Irigaray's portrait might also illuminate Bray's and Cleator's Dis Miss War Party (1999), a brilliant piece of media manipulation that uses four video projectors, a live sound mix by A.R.M. (incorporating sampled medieval chants and Elizabethan lute and drum grooves), and a disco ball. Pairing images of the tortured heroine from Carl Dreyer's The Passion of Joan of Arc with images from the more recent film Elizabeth, Bray and Cleator show how the narratives of both female figures begin in the same place, with an incredibly powerful female caught in a system that does not know what to do with her; but these narratives gradually diverge. One woman's life culminates in torture and death, while the other's becomes a pageant of highly codified, aestheticized displays of power. The impact for the audience in seeing the incremental parting of ways onscreen in some ways embodies Bray's and Cleator's entire project-what do viewers do when faced with this sort of total opposition? While we may feel inclined to bring them together, to find closure or a solution that will reconcile the two extremes, Bray and Cleator instead urge us to contemplate the space in-between.

With their current project, Bray and Cleator use the fruits of an extensive research trip taken last summer to continue exploring issues of power and representation. The piece invites viewers to move under the skirt of a gigantic female, on top of which are projected video and photographic images.
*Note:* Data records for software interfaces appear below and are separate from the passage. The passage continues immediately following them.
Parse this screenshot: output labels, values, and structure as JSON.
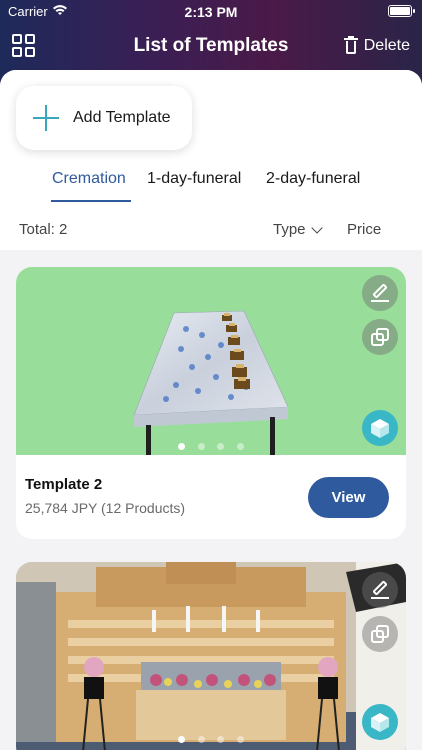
{
  "status_bar": {
    "carrier": "Carrier",
    "time": "2:13 PM"
  },
  "nav": {
    "title": "List of Templates",
    "delete_label": "Delete"
  },
  "add_button_label": "Add Template",
  "tabs": [
    {
      "label": "Cremation",
      "active": true
    },
    {
      "label": "1-day-funeral",
      "active": false
    },
    {
      "label": "2-day-funeral",
      "active": false
    }
  ],
  "list_header": {
    "total": "Total: 2",
    "type_filter": "Type",
    "price_filter": "Price"
  },
  "templates": [
    {
      "title": "Template 2",
      "subtitle": "25,784 JPY (12 Products)",
      "view_label": "View",
      "image_pages": 4,
      "current_page": 1
    },
    {
      "title": "",
      "subtitle": "",
      "view_label": "",
      "image_pages": 4,
      "current_page": 1
    }
  ],
  "colors": {
    "accent": "#2f5a9e",
    "plus": "#3aa6b9",
    "cube": "#3ab7c6",
    "card1_bg": "#98de9a"
  }
}
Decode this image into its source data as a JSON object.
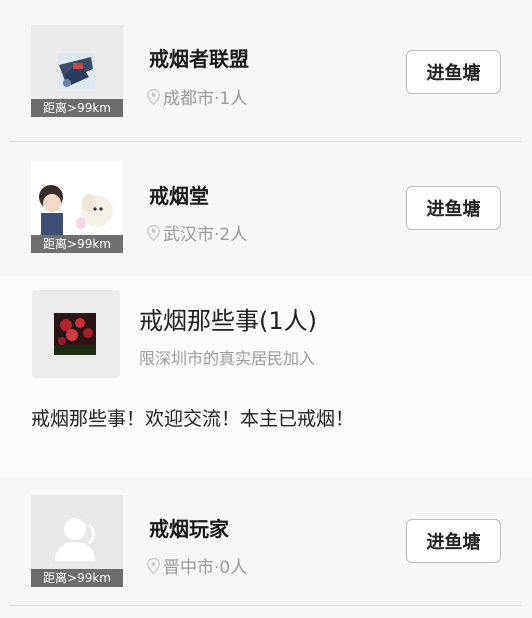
{
  "ponds": [
    {
      "name": "戒烟者联盟",
      "location": "成都市·1人",
      "distance": "距离>99km",
      "button": "进鱼塘"
    },
    {
      "name": "戒烟堂",
      "location": "武汉市·2人",
      "distance": "距离>99km",
      "button": "进鱼塘"
    },
    {
      "name": "戒烟玩家",
      "location": "晋中市·0人",
      "distance": "距离>99km",
      "button": "进鱼塘"
    }
  ],
  "group": {
    "title": "戒烟那些事(1人)",
    "restriction": "限深圳市的真实居民加入",
    "description": "戒烟那些事！欢迎交流！本主已戒烟！"
  },
  "icons": {
    "location": "map-pin-icon",
    "default_avatar": "person-placeholder-icon"
  },
  "colors": {
    "card_bg": "#f7f7f7",
    "muted_text": "#9a9a9a",
    "button_border": "#bdbdbd",
    "distance_tag_bg": "#505050"
  }
}
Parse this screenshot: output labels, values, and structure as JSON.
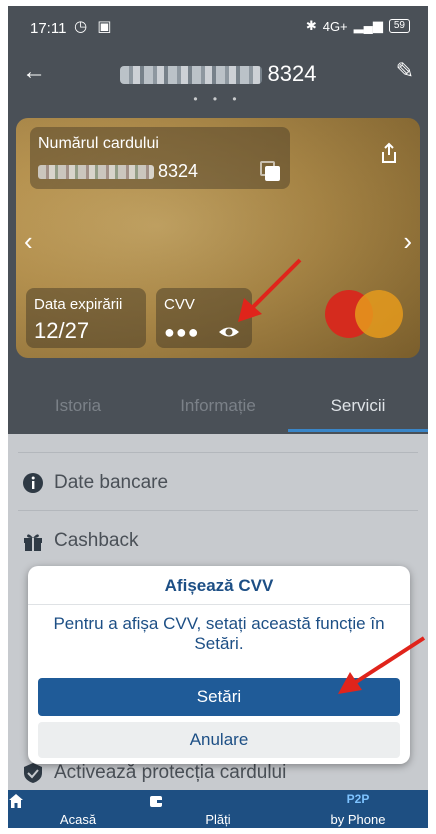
{
  "status_bar": {
    "time": "17:11",
    "battery": "59",
    "network": "4G+"
  },
  "header": {
    "card_last4": "8324"
  },
  "card": {
    "number_label": "Numărul cardului",
    "number_last4": "8324",
    "expiry_label": "Data expirării",
    "expiry_value": "12/27",
    "cvv_label": "CVV",
    "cvv_value": "●●●"
  },
  "tabs": [
    "Istoria",
    "Informație",
    "Servicii"
  ],
  "services": [
    {
      "label": "Date bancare",
      "icon": "info-icon"
    },
    {
      "label": "Cashback",
      "icon": "gift-icon"
    },
    {
      "label": "Activează protecția cardului",
      "icon": "shield-icon"
    }
  ],
  "dialog": {
    "title": "Afișează CVV",
    "message": "Pentru a afișa CVV, setați această funcție în Setări.",
    "primary": "Setări",
    "secondary": "Anulare"
  },
  "nav": {
    "items": [
      {
        "label": "Acasă",
        "icon": "home-icon"
      },
      {
        "label": "Plăți",
        "icon": "wallet-icon"
      },
      {
        "label": "by Phone",
        "badge": "P2P"
      }
    ]
  },
  "colors": {
    "primary": "#1f5b98",
    "nav": "#1e4f82",
    "accent": "#3a86c8",
    "annotation": "#e0241b"
  }
}
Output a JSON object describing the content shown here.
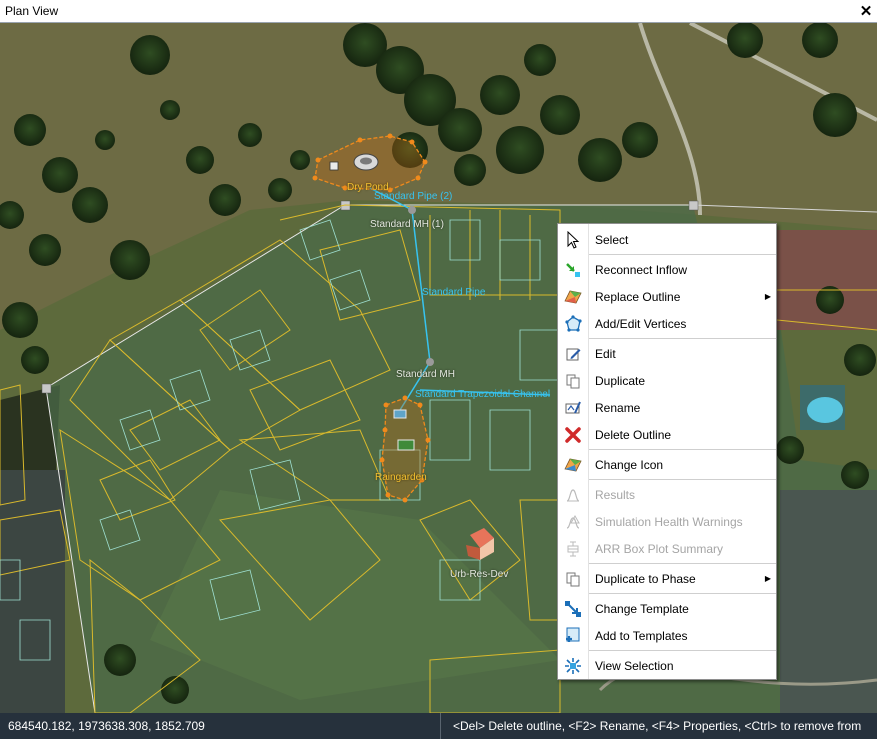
{
  "window": {
    "title": "Plan View",
    "close_glyph": "✕"
  },
  "map": {
    "labels": {
      "dry_pond": "Dry Pond",
      "standard_pipe_2": "Standard Pipe (2)",
      "standard_mh_1": "Standard MH (1)",
      "standard_pipe": "Standard Pipe",
      "standard_mh": "Standard MH",
      "channel_overlap": "Standard Trapezoidal Channel",
      "raingarden": "Raingarden",
      "urb_res_dev": "Urb-Res-Dev"
    },
    "colors": {
      "parcel_outline": "#d9b92c",
      "pipe": "#37c3f0",
      "pond_outline": "#f08a1c",
      "catchment": "#ffffff"
    }
  },
  "context_menu": {
    "items": [
      {
        "label": "Select",
        "icon": "cursor-arrow-icon",
        "enabled": true
      },
      {
        "label": "Reconnect Inflow",
        "icon": "reconnect-icon",
        "enabled": true
      },
      {
        "label": "Replace Outline",
        "icon": "outline-map-icon",
        "enabled": true,
        "submenu": true
      },
      {
        "label": "Add/Edit Vertices",
        "icon": "vertices-icon",
        "enabled": true
      },
      {
        "label": "Edit",
        "icon": "edit-icon",
        "enabled": true
      },
      {
        "label": "Duplicate",
        "icon": "duplicate-icon",
        "enabled": true
      },
      {
        "label": "Rename",
        "icon": "rename-icon",
        "enabled": true
      },
      {
        "label": "Delete Outline",
        "icon": "delete-x-icon",
        "enabled": true
      },
      {
        "label": "Change Icon",
        "icon": "change-icon-icon",
        "enabled": true
      },
      {
        "label": "Results",
        "icon": "results-chart-icon",
        "enabled": false
      },
      {
        "label": "Simulation Health Warnings",
        "icon": "health-warning-icon",
        "enabled": false
      },
      {
        "label": "ARR Box Plot Summary",
        "icon": "box-plot-icon",
        "enabled": false
      },
      {
        "label": "Duplicate to Phase",
        "icon": "duplicate-phase-icon",
        "enabled": true,
        "submenu": true
      },
      {
        "label": "Change Template",
        "icon": "change-template-icon",
        "enabled": true
      },
      {
        "label": "Add to Templates",
        "icon": "add-template-icon",
        "enabled": true
      },
      {
        "label": "View Selection",
        "icon": "view-selection-icon",
        "enabled": true
      }
    ],
    "submenu_glyph": "▶"
  },
  "status_bar": {
    "coordinates": "684540.182, 1973638.308, 1852.709",
    "hint": "<Del> Delete outline, <F2> Rename, <F4> Properties, <Ctrl> to remove from"
  }
}
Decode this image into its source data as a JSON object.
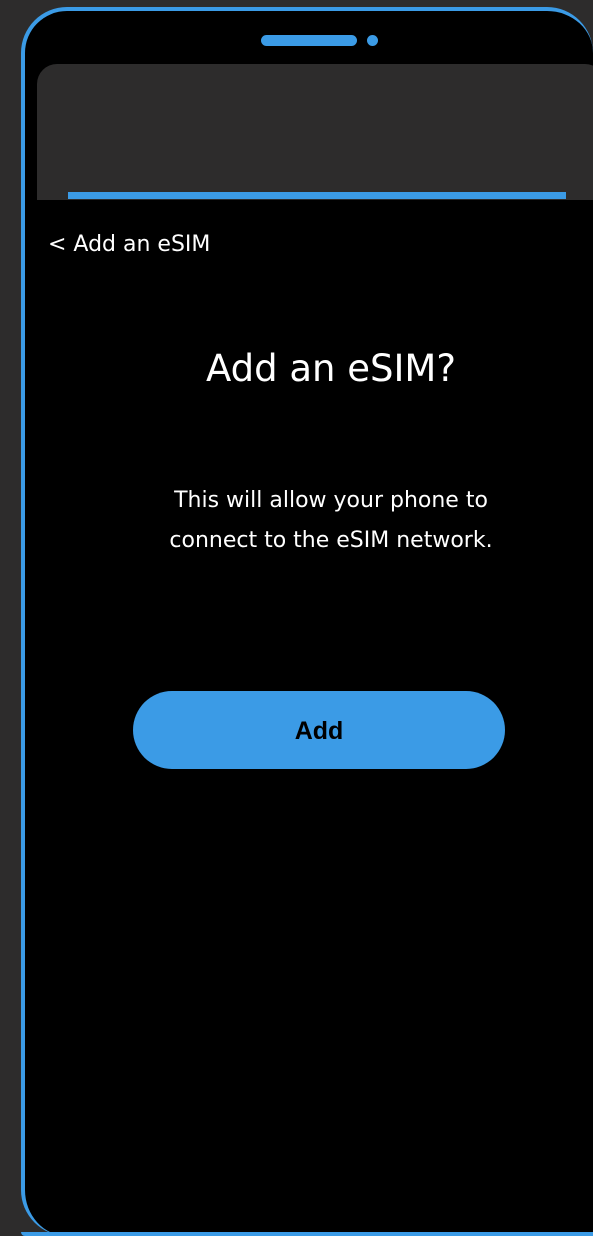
{
  "screen": {
    "back_link": "< Add an eSIM",
    "title": "Add an eSIM?",
    "description_lines": [
      "This will allow your phone to",
      "connect to the eSIM network."
    ],
    "add_button": "Add"
  },
  "colors": {
    "accent": "#3b9be6",
    "background": "#2d2c2c",
    "screen": "#000000",
    "text": "#ffffff"
  }
}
We step into a space that is both comforting and totally taboo; it is at once much ado about nothing and the source of everything. Indeed, with this new installation, Bray and Cleator have found an incredibly rich terrain. There are the obvious cultural references-think of the iconic image of Marilyn Monroe holding down her fluttering dress (and later unsuccessfully fending off an infuriated, jealous Joe DiMaggio, who beat her badly), for example. Or consider the myth of Baubo, the playful goddess who inspired a grieving Demeter to smile by pulling up her skirt and offering a flash of her vulva. One might even find a connection to Plato's cave, a womb-like cavity illuminated by phantom, illusory projections. There is also the very daunting threat of seeing what Freud described as a wound, and what Lacan designated as nothing but absence, lack, nothingness. And indeed, Bray and Cleator are flirting with the very core of gender and representation, inviting us to cross back and forth over the boundary between the visible and invisible, and to reckon with our own cultural phantoms and the fundamental fear that what we will discover is precisely the unrepresentable. But don't expect resolution! Bray and Cleator remain committed to their contrary natures even here; in place of a singular point of view, we find once again a sometimes contentious, sometimes exhilarating multiplicity and contradiction.

Holly Willis is the editor of RES, a magazine devoted to digital filmmaking, music video, broadcast design and Internet cinema. She writes frequently on video art and experimental filmmaking. p>